[Data provided]
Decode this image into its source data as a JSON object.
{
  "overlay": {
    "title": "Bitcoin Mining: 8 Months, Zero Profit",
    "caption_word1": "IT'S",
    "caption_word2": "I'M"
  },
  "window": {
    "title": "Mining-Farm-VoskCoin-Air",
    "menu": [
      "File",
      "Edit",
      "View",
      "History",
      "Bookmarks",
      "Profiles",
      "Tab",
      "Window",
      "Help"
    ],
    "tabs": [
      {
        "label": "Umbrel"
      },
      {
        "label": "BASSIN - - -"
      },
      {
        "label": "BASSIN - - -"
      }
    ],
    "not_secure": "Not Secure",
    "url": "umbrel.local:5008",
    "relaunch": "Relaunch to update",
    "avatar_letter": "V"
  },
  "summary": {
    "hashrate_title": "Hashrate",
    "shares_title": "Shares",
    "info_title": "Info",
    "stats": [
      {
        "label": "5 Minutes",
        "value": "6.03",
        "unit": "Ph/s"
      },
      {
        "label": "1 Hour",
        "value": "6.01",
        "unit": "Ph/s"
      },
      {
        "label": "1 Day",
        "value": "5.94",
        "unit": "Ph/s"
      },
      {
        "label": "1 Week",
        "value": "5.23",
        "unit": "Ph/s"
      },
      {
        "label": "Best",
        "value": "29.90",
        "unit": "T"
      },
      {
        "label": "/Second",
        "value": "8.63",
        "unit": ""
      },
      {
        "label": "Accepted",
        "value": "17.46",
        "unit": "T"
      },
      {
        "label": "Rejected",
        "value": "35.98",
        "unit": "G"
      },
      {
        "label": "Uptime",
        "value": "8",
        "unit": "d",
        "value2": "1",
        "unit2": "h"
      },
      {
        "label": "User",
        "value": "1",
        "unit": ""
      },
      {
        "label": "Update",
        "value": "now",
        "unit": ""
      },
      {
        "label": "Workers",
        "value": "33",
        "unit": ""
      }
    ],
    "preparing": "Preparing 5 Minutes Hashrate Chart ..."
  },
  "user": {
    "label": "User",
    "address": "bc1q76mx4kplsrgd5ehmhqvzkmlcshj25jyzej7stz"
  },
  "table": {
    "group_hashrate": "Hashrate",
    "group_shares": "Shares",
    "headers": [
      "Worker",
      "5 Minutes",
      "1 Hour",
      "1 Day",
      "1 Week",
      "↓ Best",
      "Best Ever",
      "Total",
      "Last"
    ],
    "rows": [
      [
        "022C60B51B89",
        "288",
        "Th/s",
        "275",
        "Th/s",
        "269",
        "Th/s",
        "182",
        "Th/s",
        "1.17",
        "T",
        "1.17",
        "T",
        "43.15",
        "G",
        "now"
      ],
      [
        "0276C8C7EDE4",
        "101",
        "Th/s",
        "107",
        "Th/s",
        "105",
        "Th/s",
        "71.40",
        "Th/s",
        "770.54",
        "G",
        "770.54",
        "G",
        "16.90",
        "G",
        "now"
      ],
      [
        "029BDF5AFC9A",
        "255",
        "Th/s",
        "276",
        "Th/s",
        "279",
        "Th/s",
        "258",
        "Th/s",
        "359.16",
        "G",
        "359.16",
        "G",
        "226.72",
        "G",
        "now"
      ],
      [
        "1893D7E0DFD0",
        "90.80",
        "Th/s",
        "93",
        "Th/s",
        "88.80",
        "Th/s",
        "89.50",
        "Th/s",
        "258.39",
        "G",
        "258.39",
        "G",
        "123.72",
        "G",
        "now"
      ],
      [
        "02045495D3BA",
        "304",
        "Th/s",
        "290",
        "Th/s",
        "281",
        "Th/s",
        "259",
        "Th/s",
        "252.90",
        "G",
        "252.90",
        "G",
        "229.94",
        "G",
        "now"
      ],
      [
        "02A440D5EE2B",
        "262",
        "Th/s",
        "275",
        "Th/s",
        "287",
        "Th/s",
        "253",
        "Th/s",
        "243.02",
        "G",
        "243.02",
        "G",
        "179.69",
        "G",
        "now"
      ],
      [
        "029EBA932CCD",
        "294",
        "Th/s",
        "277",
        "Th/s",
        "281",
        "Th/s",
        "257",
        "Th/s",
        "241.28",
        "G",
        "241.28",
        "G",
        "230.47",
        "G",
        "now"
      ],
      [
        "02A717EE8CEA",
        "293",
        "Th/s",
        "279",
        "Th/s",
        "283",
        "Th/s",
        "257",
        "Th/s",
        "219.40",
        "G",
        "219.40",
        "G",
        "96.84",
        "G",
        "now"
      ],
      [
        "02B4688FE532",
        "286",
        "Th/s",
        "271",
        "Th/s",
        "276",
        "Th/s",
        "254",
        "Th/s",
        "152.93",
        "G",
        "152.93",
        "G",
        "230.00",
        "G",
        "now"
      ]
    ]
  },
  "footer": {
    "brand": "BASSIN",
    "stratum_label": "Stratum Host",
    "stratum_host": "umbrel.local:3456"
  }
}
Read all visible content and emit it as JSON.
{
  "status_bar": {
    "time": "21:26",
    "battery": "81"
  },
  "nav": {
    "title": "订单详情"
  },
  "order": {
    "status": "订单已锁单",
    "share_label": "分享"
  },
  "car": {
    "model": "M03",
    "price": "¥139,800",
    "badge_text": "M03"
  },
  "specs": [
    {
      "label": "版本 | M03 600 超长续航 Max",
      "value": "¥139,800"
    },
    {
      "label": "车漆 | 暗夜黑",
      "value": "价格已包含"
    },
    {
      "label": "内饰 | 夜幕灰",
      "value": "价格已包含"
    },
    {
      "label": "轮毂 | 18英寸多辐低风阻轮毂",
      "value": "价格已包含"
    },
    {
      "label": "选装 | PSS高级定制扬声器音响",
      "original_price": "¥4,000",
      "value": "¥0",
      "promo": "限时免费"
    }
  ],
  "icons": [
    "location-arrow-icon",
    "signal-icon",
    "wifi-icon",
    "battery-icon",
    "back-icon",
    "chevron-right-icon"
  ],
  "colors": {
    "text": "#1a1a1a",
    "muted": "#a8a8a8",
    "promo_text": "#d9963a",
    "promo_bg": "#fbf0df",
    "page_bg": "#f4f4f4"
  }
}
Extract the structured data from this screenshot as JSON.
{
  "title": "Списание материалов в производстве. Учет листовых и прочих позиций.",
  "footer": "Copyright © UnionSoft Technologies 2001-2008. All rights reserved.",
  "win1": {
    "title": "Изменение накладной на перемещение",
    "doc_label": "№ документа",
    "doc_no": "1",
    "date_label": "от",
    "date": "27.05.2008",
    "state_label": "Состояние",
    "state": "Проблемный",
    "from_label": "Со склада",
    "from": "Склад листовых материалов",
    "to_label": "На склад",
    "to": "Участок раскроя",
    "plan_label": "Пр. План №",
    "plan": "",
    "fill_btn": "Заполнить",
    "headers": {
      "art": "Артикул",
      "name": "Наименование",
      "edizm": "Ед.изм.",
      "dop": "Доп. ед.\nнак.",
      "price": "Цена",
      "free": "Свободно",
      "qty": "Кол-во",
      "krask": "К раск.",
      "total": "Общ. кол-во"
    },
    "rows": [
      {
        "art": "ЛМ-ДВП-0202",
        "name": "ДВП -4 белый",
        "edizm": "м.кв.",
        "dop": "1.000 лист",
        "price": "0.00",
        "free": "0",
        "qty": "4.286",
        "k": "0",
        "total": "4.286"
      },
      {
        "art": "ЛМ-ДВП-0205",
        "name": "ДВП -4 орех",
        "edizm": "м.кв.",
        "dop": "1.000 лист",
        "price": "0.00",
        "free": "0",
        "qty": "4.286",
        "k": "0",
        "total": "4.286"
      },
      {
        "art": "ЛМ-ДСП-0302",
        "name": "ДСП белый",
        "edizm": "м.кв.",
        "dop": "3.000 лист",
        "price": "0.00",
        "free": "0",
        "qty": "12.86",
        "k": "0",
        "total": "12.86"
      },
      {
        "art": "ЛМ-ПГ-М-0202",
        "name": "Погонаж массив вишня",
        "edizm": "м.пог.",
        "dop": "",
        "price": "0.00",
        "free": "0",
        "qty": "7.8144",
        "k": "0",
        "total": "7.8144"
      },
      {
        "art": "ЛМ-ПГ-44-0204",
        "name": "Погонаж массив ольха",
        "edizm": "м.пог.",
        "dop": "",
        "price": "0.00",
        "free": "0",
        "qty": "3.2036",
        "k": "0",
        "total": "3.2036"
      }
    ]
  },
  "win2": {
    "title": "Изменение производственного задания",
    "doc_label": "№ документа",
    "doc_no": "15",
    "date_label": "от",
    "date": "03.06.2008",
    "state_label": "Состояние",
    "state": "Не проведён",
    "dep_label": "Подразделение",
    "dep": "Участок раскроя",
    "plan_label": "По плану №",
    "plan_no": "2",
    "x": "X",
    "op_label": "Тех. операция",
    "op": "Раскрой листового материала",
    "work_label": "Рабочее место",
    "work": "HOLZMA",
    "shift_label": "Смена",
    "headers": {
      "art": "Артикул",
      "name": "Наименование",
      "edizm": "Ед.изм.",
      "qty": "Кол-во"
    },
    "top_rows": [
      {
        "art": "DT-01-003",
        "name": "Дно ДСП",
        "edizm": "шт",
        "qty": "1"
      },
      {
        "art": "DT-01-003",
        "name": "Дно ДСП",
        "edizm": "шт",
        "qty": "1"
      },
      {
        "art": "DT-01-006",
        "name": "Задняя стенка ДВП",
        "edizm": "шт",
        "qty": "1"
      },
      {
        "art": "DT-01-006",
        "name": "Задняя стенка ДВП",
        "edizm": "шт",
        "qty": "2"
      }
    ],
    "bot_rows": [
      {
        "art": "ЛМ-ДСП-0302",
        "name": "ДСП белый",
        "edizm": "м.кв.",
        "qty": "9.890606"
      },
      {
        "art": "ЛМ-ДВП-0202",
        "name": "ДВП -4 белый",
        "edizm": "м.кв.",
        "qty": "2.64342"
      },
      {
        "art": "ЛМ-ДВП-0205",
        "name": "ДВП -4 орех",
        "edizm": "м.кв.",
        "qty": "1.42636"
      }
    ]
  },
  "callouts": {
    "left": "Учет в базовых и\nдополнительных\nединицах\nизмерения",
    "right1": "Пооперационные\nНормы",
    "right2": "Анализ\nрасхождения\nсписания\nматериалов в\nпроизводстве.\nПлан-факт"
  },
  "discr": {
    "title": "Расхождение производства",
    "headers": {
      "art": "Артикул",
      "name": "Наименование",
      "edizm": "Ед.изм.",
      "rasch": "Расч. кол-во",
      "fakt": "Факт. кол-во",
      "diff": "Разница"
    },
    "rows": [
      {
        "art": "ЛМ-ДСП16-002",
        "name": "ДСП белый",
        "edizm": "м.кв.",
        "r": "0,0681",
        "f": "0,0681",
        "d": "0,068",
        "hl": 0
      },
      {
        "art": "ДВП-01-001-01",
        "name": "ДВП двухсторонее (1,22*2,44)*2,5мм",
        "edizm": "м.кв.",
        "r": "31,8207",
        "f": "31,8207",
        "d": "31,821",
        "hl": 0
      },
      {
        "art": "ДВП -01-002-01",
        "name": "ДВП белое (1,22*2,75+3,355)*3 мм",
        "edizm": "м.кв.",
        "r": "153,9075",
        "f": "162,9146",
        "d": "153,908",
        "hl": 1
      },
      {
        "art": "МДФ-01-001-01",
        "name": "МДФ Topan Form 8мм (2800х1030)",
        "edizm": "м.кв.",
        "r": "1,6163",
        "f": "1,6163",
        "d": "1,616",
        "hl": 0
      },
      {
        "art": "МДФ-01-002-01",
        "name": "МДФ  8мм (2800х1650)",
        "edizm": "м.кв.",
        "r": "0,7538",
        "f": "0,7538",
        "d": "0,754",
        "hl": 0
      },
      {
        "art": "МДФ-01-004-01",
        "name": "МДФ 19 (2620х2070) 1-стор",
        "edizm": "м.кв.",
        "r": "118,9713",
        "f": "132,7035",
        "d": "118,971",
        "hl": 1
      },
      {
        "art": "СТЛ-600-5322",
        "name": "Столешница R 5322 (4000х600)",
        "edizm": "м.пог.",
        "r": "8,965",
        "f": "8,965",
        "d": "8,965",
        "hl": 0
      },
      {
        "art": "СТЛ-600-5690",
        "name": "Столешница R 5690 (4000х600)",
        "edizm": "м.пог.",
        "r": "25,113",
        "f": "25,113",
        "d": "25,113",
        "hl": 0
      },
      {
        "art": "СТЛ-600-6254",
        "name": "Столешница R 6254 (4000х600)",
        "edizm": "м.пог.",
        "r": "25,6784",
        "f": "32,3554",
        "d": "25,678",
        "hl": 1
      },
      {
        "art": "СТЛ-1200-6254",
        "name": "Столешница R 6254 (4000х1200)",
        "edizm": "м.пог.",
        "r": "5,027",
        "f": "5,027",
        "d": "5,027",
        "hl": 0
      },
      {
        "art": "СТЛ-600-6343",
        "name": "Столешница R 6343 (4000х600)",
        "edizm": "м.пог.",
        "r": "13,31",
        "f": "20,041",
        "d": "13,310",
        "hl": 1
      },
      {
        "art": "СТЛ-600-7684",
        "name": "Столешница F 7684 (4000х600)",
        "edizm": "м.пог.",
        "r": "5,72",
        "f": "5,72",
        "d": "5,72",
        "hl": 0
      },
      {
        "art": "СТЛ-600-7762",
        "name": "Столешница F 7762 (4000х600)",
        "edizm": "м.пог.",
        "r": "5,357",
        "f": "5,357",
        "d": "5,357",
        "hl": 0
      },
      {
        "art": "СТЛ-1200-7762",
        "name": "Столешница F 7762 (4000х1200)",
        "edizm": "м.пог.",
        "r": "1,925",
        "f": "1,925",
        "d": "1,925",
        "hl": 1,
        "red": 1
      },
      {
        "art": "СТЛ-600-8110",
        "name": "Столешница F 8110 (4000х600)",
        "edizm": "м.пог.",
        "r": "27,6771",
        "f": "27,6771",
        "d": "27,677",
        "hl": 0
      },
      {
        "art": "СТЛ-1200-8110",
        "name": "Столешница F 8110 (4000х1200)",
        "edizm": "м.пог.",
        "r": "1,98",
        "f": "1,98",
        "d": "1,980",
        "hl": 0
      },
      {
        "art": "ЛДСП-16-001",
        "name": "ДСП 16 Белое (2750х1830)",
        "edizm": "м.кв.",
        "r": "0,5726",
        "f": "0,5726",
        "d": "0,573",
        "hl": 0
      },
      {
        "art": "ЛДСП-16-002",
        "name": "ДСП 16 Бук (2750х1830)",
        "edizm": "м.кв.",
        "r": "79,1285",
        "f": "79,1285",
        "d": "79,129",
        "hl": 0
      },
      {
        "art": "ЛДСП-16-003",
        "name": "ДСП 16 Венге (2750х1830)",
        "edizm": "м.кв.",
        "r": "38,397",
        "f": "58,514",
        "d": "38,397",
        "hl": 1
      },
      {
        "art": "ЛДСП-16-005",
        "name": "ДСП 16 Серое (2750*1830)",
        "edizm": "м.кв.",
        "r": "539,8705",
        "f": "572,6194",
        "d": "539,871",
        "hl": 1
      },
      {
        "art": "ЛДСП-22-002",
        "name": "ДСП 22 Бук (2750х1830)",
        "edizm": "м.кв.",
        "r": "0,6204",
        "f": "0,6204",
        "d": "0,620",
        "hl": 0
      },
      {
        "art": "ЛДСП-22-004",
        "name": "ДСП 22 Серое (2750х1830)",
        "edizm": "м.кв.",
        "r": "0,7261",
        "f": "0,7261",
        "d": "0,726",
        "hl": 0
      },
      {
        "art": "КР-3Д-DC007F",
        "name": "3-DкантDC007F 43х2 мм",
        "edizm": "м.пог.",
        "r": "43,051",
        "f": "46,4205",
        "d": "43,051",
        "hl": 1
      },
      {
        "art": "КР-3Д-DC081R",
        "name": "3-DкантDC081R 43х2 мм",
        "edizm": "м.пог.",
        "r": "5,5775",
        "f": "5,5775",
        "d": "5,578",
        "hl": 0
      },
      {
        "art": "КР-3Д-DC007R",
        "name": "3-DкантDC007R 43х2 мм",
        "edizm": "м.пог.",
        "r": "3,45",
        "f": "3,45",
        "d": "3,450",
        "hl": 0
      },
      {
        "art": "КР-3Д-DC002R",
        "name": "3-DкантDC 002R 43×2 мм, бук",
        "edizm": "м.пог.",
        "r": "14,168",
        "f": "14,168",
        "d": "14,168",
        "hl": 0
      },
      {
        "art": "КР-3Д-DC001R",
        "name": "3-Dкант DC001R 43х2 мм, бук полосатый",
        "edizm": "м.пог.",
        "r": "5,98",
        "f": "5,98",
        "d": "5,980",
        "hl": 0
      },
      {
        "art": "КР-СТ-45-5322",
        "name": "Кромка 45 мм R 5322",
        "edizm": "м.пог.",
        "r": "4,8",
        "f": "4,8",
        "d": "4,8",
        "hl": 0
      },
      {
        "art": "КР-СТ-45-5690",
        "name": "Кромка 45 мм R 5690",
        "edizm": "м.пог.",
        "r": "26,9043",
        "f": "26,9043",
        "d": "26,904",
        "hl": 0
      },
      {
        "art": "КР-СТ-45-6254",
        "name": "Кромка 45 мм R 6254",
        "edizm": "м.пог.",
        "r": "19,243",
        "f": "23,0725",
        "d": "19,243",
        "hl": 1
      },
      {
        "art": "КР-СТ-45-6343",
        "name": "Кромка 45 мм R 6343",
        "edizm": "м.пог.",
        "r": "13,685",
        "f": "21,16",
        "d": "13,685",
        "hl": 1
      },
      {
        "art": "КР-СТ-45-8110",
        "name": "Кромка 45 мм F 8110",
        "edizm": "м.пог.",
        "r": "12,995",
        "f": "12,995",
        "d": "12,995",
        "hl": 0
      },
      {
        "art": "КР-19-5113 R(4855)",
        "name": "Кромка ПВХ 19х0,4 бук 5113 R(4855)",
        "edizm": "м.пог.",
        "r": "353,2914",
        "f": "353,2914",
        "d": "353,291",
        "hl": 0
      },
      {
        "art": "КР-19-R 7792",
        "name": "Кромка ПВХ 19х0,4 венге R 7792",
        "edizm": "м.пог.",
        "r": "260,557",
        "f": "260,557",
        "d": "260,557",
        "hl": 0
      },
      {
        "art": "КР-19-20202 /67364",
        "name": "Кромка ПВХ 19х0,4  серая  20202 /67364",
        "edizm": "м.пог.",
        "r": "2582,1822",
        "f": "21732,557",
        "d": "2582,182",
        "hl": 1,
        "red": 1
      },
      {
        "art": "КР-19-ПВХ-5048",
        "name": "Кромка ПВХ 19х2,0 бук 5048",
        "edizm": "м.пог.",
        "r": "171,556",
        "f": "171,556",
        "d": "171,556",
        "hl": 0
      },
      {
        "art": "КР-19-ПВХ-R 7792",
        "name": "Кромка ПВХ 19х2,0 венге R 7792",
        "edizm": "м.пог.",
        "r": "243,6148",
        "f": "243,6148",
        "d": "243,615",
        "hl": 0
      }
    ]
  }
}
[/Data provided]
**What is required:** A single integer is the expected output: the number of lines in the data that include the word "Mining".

**Solution for this exercise:** 2